Immunoglobulin Image shown below is of-
Ans: A. IgA
- IgA is the major immunoglobulin responsible for mucosal immunity.
- The levels of IgA in the serum are low, consisting of only 10–15% of total serum immunoglobulins present. In contrast, IgA is the predominant class of immunoglobulin found in extravascular secretions.
- In serum, IgA is secreted as a monomer resembling IgG. In mucous secretions, IgA is a dimer and is referred to as secretory IgA.
- This secretory IgA consists of two monomers that contain two additional polypeptides: the J chain that stabilizes the molecule and a secretory component that is incorporated into the secretory IgA when it is transported through an epithelial cell

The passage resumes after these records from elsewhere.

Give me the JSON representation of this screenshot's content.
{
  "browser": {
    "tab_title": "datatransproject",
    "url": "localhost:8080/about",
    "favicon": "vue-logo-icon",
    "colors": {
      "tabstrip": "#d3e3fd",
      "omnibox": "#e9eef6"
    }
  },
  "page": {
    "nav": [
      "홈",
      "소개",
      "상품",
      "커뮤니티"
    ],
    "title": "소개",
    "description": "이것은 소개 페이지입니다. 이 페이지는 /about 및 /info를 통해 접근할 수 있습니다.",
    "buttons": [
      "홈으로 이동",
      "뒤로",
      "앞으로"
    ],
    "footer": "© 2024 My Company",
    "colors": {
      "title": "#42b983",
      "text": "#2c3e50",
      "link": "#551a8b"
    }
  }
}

- Immunoglobulin A (IgA) is present in the serum as a 170 kDa, four polypeptide (two L and two H) chain protein.
- Its H-chain type is alpha (α).
- IgA exists in serum in both monomeric and dimeric forms.

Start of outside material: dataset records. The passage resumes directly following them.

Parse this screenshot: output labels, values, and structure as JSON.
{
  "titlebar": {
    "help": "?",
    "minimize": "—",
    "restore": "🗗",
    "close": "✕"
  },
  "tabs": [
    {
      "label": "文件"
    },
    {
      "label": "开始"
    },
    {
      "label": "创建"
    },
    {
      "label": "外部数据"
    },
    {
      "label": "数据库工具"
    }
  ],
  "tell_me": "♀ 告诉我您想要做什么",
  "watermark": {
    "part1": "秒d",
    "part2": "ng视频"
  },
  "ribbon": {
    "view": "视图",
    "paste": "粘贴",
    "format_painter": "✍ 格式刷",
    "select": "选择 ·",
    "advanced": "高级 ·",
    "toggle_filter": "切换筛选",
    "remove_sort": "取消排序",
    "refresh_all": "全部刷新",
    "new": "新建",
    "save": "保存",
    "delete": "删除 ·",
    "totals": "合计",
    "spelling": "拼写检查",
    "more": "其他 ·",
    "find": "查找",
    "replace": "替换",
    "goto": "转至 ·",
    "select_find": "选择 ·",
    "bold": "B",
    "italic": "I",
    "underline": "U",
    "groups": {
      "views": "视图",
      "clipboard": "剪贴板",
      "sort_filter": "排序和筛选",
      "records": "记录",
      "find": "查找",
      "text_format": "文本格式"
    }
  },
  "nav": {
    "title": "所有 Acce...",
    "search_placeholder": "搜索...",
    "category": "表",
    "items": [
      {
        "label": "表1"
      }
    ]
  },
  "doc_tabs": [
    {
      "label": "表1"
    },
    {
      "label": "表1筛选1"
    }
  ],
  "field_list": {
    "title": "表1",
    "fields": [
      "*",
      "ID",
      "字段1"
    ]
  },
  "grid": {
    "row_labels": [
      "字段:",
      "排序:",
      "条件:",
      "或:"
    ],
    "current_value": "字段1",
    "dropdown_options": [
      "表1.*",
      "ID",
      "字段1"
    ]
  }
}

- Although it exists primarily in monomeric form, followed by dimeric, trimeric and some tetrameric forms are also present.

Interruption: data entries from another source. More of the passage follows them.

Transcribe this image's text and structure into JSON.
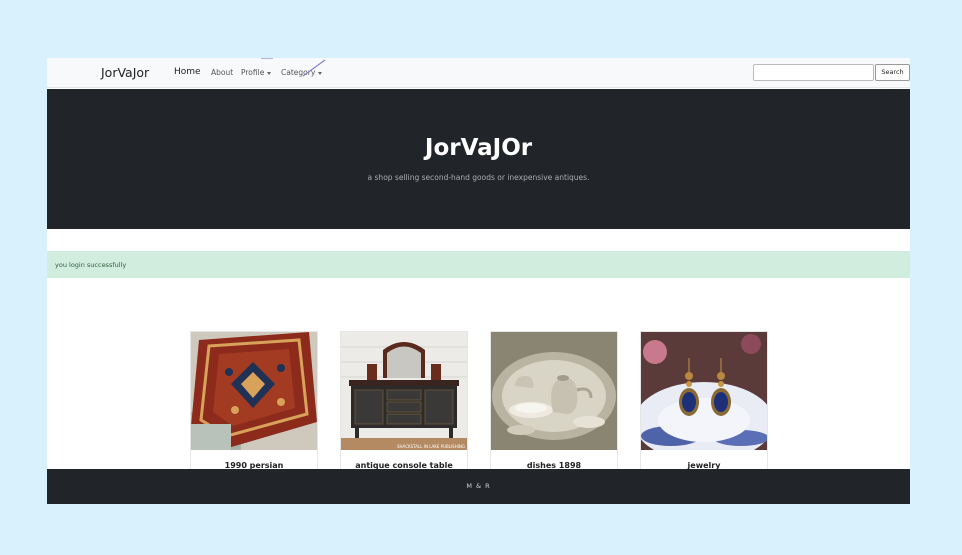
{
  "navbar": {
    "brand": "JorVaJor",
    "home": "Home",
    "about": "About",
    "profile": "Profile",
    "category": "Category",
    "search_placeholder": "",
    "search_button": "Search"
  },
  "hero": {
    "title": "JorVaJOr",
    "subtitle": "a shop selling second-hand goods or inexpensive antiques."
  },
  "alert": {
    "message": "you login successfully"
  },
  "products": [
    {
      "title": "1990 persian",
      "image": "persian-rug-image"
    },
    {
      "title": "antique console table",
      "image": "console-table-image",
      "watermark": "SHACKSTALL IN LAKE PUBLISHING"
    },
    {
      "title": "dishes 1898",
      "image": "silver-dishes-image"
    },
    {
      "title": "jewelry",
      "image": "earrings-image"
    }
  ],
  "footer": {
    "text": "M & R"
  },
  "colors": {
    "page_bg": "#d9f0fd",
    "navbar_bg": "#f8f9fa",
    "hero_bg": "#212529",
    "alert_bg": "#d1eddd",
    "alert_text": "#2e5d3f",
    "footer_bg": "#212529"
  }
}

- IgA in blood occurs in monomeric form whereas those in body secretion occur in dimeric or multimeric forms.
- In secretions, in addition to the κ or λ L-chains and the IgA heavy chain alpha, IgA also contains two other polypeptide chains – secretory component (SC) and J-chain (Joining chain).
- Secretory chains help in transcytosis of exocrine IgA and stabilize IgA against proteolytic degradation.
- The two four-chain units are held together by the J-chain through disulfide bridges.